Two, one two three four.

Have not yet read Then We Came to the End but intend to, at some point, but from what I’ve read of it this is in some way similar, finding surreal moments of existential crisis in banal, universal social reality.

Because I’m pleased with myself for spotting a stylistic device of his, I’m going to point out the ways in which Ferris unseats his character’s relation to reality. It’s mostly a matter of filling story-space with disruptions in perception:

He ended up by the gas fireplace below the mantel and mirror…. He stared at it until his eyes began to hurt, letting the competing voices behind him blend into one festive gibbering blur. When he looked up again, his eyes had hung a scrim of fire between him and the world. He could see only the vaguest shapes, the crudest outlines of people and walls, and then only at his periphery. He waited for the image to dissolve, but before it did completely a familiar voice said, "Well, look who it is."

And again:

He heard her rummaging through the closet. When she came back in, she switched on the overhead light just as he happened to be staring at it. His eyes burned and he turned away. The next thing he knew, she had placed a roller bag on the bed and was unzipping it.

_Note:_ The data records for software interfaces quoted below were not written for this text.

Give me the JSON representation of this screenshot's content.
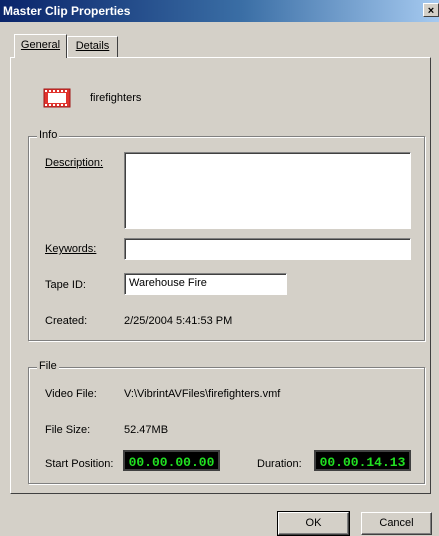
{
  "window": {
    "title": "Master Clip Properties",
    "close_glyph": "×"
  },
  "tabs": [
    {
      "label": "General",
      "active": true
    },
    {
      "label": "Details",
      "active": false
    }
  ],
  "clip": {
    "name": "firefighters",
    "icon": "film-clip-icon",
    "icon_color": "#e0342e"
  },
  "info": {
    "group_title": "Info",
    "description_label": "Description:",
    "description_value": "",
    "keywords_label": "Keywords:",
    "keywords_value": "",
    "tape_id_label": "Tape ID:",
    "tape_id_value": "Warehouse Fire",
    "created_label": "Created:",
    "created_value": "2/25/2004 5:41:53 PM"
  },
  "file": {
    "group_title": "File",
    "video_file_label": "Video File:",
    "video_file_value": "V:\\VibrintAVFiles\\firefighters.vmf",
    "file_size_label": "File Size:",
    "file_size_value": "52.47MB",
    "start_position_label": "Start Position:",
    "start_position_value": "00.00.00.00",
    "duration_label": "Duration:",
    "duration_value": "00.00.14.13",
    "timecode_color": "#21e021"
  },
  "buttons": {
    "ok_label": "OK",
    "cancel_label": "Cancel"
  }
}
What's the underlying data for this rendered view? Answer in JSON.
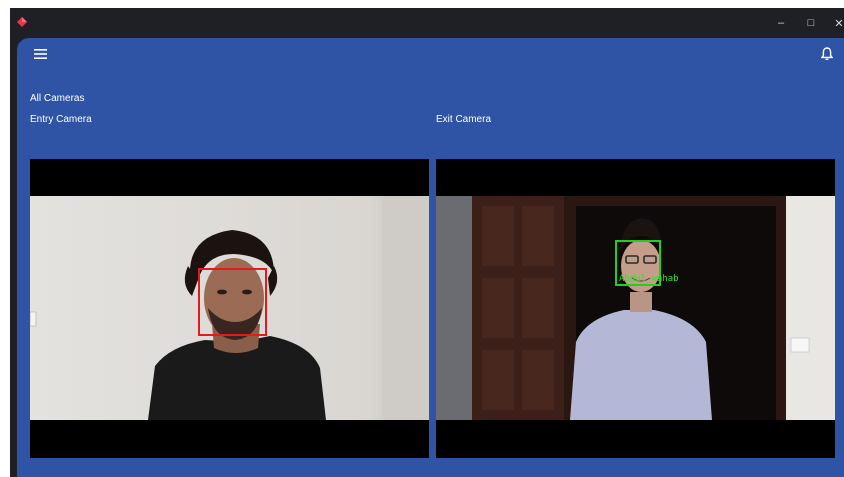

In both of these places, Ferris gives an extra, more total emphasis to an unexpected and unpleasant turn of events, by cutting off his protagonist from the external world, and dropping him back into it just as something bad is happening.

He also uses this kind of world-is-not-the-same-when-you-come-back maneuver (TM) for more atmospheric effect:

On his way back in, he said, "O.K., I’ve got it."

He found the room empty. Her wedding ring and the one with the diamond were on the counter, where she always put them before starting to cook anything. The sink had filled with dishes. On the stove, a big pot and a smaller one with a handle unfurled steam into the beige hood where the vent rattled. The door of the cabinet under the sink hung open. He checked the bathroom off the kitchen. He returned the way he’d come, through the apartment, in the unlikely event she had passed by without his noticing as he was sitting on the sofa. He returned to the kitchen, to the animated appliances and stewing ingredients. She came in through the front door.

"Where’d you go?"

"Took the garbage down," she said.

This is at the beginning of the story, and it’s momentarily distressing and then settled. But later, he repeats it, without any explanation, and we’re totally unmoored:

He walked through the front door and called out to her. He went through the apartment to the bedroom. The bed was unmade in that corner where she had lain flipping through her magazine, and the magazine itself was on the duvet. He looked in the bathroom before leaving the bedroom and walking back through the apartment, this time turning on all the overhead lights. On his way to the kitchen, he stopped at the closet and took an accounting of the coats, then he hurried on to the kitchen, where everything was as it had been a few hours earlier… Her wedding ring and the one with the diamond remained on the counter, where she had left them before she started cooking.

When he returned to the bedroom he found her on the far side of the bed with her back to him.

And all this is what makes the story more than a merely (“merely”?) unnervingly accurate portrait of relationship, a guy who’s so self-satisfied that he doesn’t know when to stop ragging on his wife’s “predictable” friends, and then has his sense of his relation to the world reversed. Ferris dramatizes this upending not just through his spot-on narrative and details, but by denying his protagonist a stable place in the world.